RECORDED DATA below:

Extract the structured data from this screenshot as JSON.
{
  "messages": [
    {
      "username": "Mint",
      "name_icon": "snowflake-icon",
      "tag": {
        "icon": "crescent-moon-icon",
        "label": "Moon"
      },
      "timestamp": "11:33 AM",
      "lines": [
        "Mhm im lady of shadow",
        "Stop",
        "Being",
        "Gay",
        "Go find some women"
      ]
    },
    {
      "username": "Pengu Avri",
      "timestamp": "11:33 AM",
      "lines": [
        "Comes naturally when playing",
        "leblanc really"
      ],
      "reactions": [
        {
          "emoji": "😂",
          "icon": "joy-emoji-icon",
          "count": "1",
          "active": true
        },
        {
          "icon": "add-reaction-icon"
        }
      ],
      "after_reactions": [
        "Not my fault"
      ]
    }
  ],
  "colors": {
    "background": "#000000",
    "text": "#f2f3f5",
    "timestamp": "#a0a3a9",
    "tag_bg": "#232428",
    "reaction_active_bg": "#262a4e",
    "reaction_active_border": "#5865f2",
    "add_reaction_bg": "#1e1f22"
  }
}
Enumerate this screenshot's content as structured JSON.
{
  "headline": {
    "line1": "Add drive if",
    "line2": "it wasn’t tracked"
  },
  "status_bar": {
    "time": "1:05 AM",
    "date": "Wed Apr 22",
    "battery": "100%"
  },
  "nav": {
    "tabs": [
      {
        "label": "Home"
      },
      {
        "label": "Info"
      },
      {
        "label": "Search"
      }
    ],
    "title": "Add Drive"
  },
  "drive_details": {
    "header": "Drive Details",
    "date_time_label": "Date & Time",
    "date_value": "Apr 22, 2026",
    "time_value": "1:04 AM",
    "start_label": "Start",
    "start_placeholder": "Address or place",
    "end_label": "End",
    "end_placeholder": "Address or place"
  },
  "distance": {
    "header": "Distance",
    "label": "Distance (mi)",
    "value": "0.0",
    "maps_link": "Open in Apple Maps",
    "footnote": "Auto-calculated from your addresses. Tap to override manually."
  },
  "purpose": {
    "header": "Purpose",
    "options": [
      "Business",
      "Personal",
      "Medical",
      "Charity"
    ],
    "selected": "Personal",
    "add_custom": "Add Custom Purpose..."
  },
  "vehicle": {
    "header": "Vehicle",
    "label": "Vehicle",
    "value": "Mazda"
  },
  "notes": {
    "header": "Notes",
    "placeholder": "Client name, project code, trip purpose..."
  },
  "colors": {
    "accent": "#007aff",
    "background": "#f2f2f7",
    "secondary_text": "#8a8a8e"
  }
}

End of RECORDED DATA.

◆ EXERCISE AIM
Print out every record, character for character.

◆ RESPONSE BELOW
Extract the structured data from this screenshot as JSON.
{
  "messages": [
    {
      "username": "Mint",
      "name_icon": "snowflake-icon",
      "tag": {
        "icon": "crescent-moon-icon",
        "label": "Moon"
      },
      "timestamp": "11:33 AM",
      "lines": [
        "Mhm im lady of shadow",
        "Stop",
        "Being",
        "Gay",
        "Go find some women"
      ]
    },
    {
      "username": "Pengu Avri",
      "timestamp": "11:33 AM",
      "lines": [
        "Comes naturally when playing",
        "leblanc really"
      ],
      "reactions": [
        {
          "emoji": "😂",
          "icon": "joy-emoji-icon",
          "count": "1",
          "active": true
        },
        {
          "icon": "add-reaction-icon"
        }
      ],
      "after_reactions": [
        "Not my fault"
      ]
    }
  ],
  "colors": {
    "background": "#000000",
    "text": "#f2f3f5",
    "timestamp": "#a0a3a9",
    "tag_bg": "#232428",
    "reaction_active_bg": "#262a4e",
    "reaction_active_border": "#5865f2",
    "add_reaction_bg": "#1e1f22"
  }
}
Enumerate this screenshot's content as structured JSON.
{
  "headline": {
    "line1": "Add drive if",
    "line2": "it wasn’t tracked"
  },
  "status_bar": {
    "time": "1:05 AM",
    "date": "Wed Apr 22",
    "battery": "100%"
  },
  "nav": {
    "tabs": [
      {
        "label": "Home"
      },
      {
        "label": "Info"
      },
      {
        "label": "Search"
      }
    ],
    "title": "Add Drive"
  },
  "drive_details": {
    "header": "Drive Details",
    "date_time_label": "Date & Time",
    "date_value": "Apr 22, 2026",
    "time_value": "1:04 AM",
    "start_label": "Start",
    "start_placeholder": "Address or place",
    "end_label": "End",
    "end_placeholder": "Address or place"
  },
  "distance": {
    "header": "Distance",
    "label": "Distance (mi)",
    "value": "0.0",
    "maps_link": "Open in Apple Maps",
    "footnote": "Auto-calculated from your addresses. Tap to override manually."
  },
  "purpose": {
    "header": "Purpose",
    "options": [
      "Business",
      "Personal",
      "Medical",
      "Charity"
    ],
    "selected": "Personal",
    "add_custom": "Add Custom Purpose..."
  },
  "vehicle": {
    "header": "Vehicle",
    "label": "Vehicle",
    "value": "Mazda"
  },
  "notes": {
    "header": "Notes",
    "placeholder": "Client name, project code, trip purpose..."
  },
  "colors": {
    "accent": "#007aff",
    "background": "#f2f2f7",
    "secondary_text": "#8a8a8e"
  }
}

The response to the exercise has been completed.